▶ Exercise brief:
Write out all of the entries that follow, word for word, but skip the pictures.

▶ Given entries:
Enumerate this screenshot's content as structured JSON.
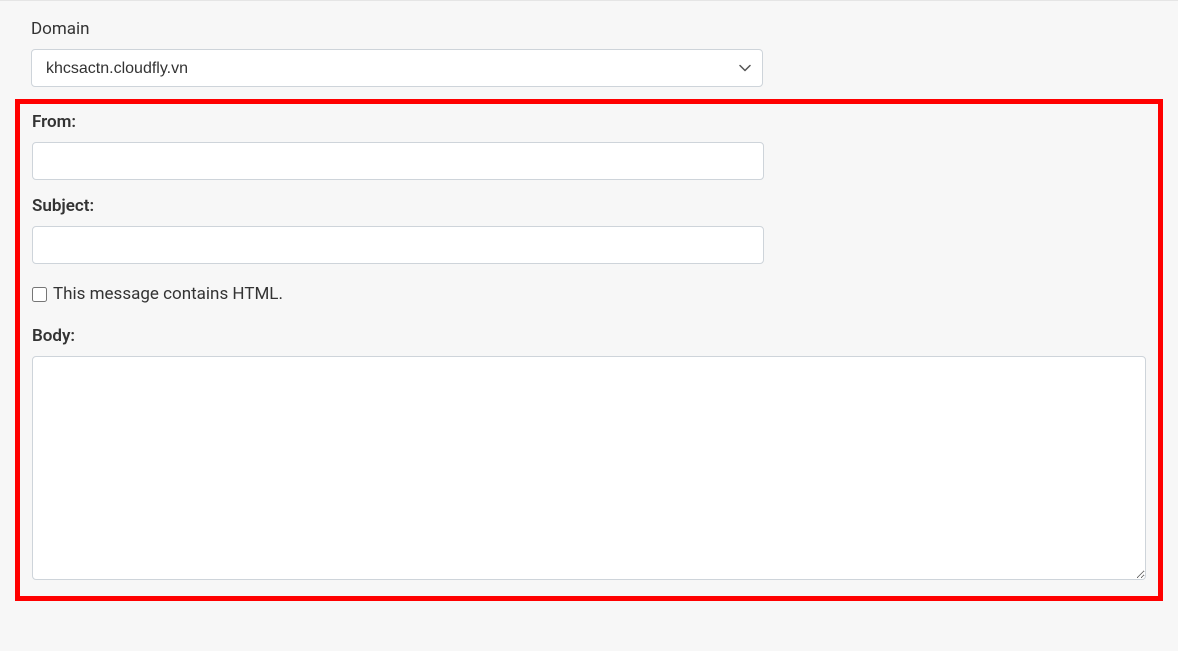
{
  "domain": {
    "label": "Domain",
    "selectedValue": "khcsactn.cloudfly.vn"
  },
  "form": {
    "fromLabel": "From:",
    "fromValue": "",
    "subjectLabel": "Subject:",
    "subjectValue": "",
    "htmlCheckbox": {
      "label": "This message contains HTML.",
      "checked": false
    },
    "bodyLabel": "Body:",
    "bodyValue": ""
  }
}
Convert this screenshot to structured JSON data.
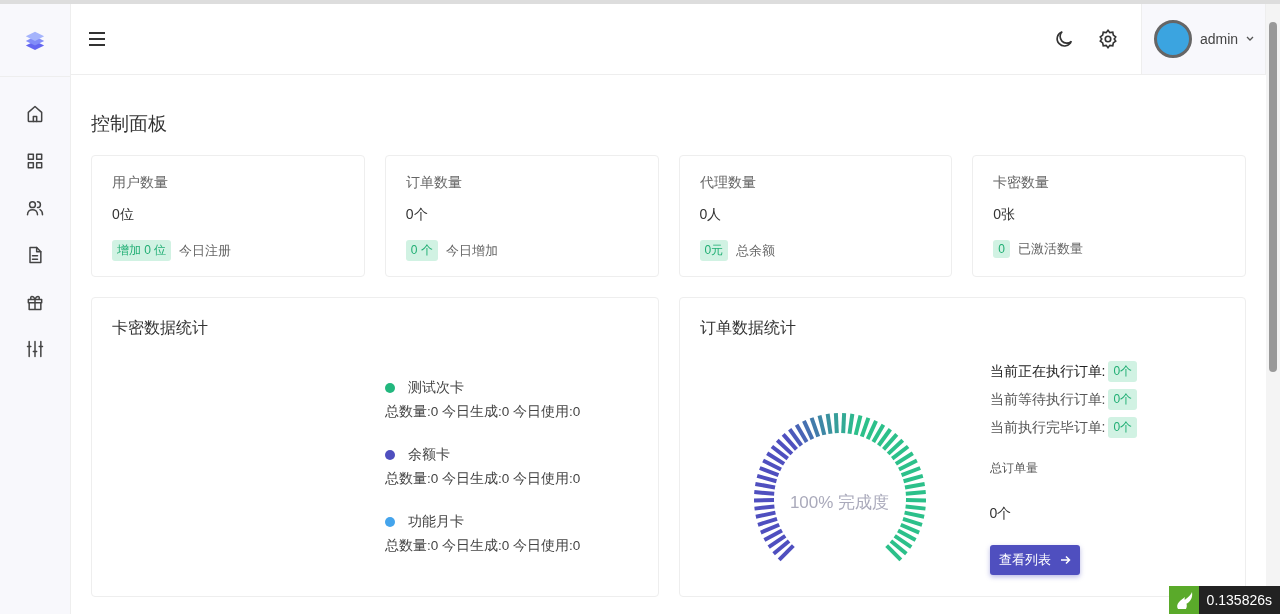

▶ Result for this exercise:
Enumerate this screenshot's content as structured JSON.
{
  "domain": {
    "label": "Domain",
    "selectedValue": "khcsactn.cloudfly.vn"
  },
  "form": {
    "fromLabel": "From:",
    "fromValue": "",
    "subjectLabel": "Subject:",
    "subjectValue": "",
    "htmlCheckbox": {
      "label": "This message contains HTML.",
      "checked": false
    },
    "bodyLabel": "Body:",
    "bodyValue": ""
  }
}
Convert this screenshot to structured JSON data.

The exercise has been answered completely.